PROVIDED RECORDS:

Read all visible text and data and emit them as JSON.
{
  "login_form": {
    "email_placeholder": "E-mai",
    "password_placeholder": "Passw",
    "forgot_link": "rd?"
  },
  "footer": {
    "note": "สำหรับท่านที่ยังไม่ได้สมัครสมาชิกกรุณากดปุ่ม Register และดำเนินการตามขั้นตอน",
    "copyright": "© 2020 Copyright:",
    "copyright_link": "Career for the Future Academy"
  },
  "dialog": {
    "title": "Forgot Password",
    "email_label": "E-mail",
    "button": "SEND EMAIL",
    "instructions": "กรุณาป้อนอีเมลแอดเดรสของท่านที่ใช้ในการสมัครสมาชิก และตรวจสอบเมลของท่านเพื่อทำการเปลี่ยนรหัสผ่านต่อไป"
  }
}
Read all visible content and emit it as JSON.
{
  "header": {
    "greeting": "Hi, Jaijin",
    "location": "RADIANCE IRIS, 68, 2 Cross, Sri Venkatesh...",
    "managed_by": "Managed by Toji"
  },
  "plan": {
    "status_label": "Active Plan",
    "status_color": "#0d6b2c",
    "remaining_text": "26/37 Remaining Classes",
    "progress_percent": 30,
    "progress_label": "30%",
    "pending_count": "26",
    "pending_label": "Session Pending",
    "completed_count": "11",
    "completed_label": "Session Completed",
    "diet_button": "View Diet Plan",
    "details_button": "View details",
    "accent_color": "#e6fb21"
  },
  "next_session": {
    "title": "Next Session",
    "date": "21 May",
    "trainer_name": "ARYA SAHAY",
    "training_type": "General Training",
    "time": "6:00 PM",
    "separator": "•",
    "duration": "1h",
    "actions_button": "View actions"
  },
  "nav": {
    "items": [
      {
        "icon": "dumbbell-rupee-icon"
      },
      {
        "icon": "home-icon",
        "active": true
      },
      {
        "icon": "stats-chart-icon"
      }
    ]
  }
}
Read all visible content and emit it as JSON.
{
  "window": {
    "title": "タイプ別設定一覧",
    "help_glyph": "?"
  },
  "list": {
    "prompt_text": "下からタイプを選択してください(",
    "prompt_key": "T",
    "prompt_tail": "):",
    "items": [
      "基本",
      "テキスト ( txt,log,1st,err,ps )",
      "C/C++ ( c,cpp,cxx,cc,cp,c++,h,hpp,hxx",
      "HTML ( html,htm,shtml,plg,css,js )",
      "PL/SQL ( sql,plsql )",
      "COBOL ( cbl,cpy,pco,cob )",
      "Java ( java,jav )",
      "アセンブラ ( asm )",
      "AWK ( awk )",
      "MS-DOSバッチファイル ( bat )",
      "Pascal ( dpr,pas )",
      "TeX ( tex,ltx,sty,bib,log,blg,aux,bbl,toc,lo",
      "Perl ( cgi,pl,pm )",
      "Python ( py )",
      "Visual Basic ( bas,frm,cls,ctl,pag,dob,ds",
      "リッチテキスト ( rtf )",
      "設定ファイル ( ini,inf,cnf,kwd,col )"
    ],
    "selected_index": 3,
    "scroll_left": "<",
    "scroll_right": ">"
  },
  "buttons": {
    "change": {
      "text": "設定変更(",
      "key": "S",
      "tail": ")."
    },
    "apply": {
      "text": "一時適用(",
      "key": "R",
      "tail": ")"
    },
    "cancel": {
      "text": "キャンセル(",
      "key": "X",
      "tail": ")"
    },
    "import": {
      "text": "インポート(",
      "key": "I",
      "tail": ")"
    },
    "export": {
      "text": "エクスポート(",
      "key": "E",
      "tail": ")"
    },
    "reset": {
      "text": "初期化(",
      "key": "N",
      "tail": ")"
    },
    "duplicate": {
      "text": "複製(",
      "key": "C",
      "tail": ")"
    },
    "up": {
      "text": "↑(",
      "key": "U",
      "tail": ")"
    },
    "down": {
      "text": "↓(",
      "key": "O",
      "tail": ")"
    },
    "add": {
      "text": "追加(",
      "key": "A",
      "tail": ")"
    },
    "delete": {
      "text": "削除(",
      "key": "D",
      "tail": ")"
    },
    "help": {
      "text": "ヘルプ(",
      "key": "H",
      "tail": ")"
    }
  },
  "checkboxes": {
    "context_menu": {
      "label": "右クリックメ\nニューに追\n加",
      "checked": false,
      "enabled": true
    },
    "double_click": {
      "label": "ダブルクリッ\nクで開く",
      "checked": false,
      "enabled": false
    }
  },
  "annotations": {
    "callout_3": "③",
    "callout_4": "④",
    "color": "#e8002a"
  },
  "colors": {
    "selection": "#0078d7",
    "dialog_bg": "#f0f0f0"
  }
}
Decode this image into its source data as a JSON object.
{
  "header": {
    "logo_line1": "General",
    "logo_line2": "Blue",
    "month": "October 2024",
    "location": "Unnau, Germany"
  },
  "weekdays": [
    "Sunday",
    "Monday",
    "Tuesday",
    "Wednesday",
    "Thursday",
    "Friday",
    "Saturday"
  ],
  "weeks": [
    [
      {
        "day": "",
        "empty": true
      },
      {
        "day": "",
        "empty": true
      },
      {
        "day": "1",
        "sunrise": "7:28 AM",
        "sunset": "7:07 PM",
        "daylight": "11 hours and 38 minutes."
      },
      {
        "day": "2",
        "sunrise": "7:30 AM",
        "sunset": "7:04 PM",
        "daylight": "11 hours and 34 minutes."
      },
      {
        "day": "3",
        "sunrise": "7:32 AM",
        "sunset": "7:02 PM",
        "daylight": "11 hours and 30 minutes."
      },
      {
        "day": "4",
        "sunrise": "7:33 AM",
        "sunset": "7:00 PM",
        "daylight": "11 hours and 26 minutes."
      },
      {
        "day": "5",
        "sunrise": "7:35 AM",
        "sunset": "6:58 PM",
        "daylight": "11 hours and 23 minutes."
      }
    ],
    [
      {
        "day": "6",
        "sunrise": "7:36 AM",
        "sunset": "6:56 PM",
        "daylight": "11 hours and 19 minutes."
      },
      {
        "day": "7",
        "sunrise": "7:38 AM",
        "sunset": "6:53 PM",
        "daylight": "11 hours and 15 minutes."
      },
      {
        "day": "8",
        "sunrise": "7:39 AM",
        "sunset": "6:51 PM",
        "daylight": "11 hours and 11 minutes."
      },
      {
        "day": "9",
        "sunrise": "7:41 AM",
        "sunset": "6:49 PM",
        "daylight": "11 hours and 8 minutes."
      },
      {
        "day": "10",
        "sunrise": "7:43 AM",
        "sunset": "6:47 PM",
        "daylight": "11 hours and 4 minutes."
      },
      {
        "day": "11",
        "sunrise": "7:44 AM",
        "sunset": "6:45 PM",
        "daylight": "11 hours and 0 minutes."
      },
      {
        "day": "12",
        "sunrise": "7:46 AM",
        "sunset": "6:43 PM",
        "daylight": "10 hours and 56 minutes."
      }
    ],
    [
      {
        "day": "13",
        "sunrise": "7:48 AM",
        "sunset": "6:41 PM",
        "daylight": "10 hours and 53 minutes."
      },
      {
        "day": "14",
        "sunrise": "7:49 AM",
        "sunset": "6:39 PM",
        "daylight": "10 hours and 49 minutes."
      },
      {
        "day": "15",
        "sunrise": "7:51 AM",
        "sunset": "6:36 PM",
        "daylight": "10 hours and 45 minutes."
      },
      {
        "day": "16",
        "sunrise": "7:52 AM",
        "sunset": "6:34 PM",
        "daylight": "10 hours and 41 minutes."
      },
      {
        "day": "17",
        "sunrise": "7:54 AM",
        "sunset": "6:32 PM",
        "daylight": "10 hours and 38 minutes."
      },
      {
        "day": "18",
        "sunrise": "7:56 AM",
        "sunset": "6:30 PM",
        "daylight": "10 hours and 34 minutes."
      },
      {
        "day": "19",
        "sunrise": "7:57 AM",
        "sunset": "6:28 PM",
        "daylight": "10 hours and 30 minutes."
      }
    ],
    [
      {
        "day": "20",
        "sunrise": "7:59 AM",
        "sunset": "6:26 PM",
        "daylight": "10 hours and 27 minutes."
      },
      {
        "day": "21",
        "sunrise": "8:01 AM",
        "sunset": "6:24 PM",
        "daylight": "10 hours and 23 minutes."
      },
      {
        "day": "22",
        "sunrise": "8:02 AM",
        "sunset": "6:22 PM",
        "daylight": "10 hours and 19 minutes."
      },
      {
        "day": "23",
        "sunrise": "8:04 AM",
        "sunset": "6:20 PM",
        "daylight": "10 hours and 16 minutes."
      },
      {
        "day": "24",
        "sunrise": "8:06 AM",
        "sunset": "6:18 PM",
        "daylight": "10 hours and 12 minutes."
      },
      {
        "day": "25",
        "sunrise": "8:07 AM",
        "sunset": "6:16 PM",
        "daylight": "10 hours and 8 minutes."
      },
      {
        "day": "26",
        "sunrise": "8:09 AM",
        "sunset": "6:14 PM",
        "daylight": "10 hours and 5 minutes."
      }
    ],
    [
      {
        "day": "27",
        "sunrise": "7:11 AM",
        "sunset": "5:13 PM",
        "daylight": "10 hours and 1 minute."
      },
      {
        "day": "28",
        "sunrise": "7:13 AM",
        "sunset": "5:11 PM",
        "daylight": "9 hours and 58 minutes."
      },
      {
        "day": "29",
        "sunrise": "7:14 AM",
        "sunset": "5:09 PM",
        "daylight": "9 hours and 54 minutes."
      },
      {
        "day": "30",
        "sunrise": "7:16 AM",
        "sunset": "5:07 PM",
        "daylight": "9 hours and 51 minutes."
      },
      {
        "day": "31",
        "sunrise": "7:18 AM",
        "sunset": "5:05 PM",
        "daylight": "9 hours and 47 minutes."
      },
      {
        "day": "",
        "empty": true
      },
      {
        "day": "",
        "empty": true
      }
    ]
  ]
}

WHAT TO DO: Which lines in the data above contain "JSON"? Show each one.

SOLUTION FOR THIS TASK:
Read all visible text and data and emit them as JSON.
Read all visible content and emit it as JSON.
Read all visible content and emit it as JSON.
Decode this image into its source data as a JSON object.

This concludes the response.